I respectfully disagree. First of all, we are talking about getting an education while learning your craft. College is one of the most opportune places to do both. Second, not all conservatories are created equally. Carnegie Mellon, Cincinnati Conservatory, Texas State, DePaul, Pace University, Boston Conservatory, the American Conservatory Theater, Juilliard are all considered conservatories or conservatory-style programs in that their training is rigorous and intense with little or no coursework in general education and electives. However, each of these offers direct relationships with industry professionals. I was a casting director for film and television for 15 years, and I had relationships with and respect for these institutions.
Many of these programs offer substantial scholarships, and even full rides to those who qualify. A majority of the students I coach do get substantial financial aid. The enormous price tag you speak of might actually be the same cost as any typical four-year liberal arts degree. Texas State’s tuition for its musical theater B.F.A. students is $3,700 per semester! And that applies even for out-of-state students.

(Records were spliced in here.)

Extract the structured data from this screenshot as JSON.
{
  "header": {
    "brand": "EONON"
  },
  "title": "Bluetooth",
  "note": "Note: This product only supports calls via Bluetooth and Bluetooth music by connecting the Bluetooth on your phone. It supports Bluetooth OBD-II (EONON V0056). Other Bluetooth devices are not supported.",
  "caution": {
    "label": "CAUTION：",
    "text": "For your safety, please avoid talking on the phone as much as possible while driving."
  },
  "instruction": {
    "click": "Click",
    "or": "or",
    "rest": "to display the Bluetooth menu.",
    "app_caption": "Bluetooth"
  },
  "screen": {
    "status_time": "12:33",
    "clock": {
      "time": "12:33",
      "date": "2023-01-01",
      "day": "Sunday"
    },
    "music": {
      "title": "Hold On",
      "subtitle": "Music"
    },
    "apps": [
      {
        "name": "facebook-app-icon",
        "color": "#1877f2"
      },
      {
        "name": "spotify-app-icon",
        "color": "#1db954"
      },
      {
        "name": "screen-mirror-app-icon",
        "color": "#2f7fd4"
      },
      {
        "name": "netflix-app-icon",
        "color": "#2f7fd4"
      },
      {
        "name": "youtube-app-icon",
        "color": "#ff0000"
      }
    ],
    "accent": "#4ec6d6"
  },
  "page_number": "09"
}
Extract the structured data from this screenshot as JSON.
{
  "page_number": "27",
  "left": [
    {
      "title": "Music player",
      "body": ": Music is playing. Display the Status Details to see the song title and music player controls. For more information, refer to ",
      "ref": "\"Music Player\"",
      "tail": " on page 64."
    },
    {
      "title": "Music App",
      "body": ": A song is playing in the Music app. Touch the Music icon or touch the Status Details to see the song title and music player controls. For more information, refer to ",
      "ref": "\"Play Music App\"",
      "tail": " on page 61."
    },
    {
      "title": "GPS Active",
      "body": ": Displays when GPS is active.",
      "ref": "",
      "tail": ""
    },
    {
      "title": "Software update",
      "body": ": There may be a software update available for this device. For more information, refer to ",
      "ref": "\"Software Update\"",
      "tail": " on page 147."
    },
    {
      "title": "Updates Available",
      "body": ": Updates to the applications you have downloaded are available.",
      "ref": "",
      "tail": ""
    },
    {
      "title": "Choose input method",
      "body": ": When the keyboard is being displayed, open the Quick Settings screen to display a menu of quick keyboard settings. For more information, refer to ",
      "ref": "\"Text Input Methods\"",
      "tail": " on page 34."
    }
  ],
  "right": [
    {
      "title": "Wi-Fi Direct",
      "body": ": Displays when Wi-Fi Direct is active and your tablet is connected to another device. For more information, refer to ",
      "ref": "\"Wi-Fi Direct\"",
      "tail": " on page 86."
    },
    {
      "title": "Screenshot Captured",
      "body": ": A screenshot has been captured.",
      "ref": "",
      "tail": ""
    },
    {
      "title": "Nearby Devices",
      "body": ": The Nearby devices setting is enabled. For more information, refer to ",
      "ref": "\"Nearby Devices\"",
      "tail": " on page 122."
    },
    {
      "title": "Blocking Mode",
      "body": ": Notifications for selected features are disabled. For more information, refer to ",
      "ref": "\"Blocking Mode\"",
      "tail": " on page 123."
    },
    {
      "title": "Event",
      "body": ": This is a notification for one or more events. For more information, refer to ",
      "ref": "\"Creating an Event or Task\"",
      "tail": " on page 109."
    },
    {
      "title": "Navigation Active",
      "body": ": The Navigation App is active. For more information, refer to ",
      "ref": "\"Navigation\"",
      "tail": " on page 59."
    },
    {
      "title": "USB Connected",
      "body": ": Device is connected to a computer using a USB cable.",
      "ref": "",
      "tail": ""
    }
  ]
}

As far as preparing students for a profession, there are certainly no guarantees, and the families and students I coach understand the liabilities inherent in such a tenuous occupation. But the schools do make every effort to develop intelligent artists as well as introduce them into the professional world.
So I will sum it up this way:
1. Getting a college degree is valuable.
2. Learning your craft is essential.
3. A performing arts undergraduate degree is worthwhile no matter what career one ultimately decides upon.
You can read the whole blog Q&A at the NYTimes Artbeat online.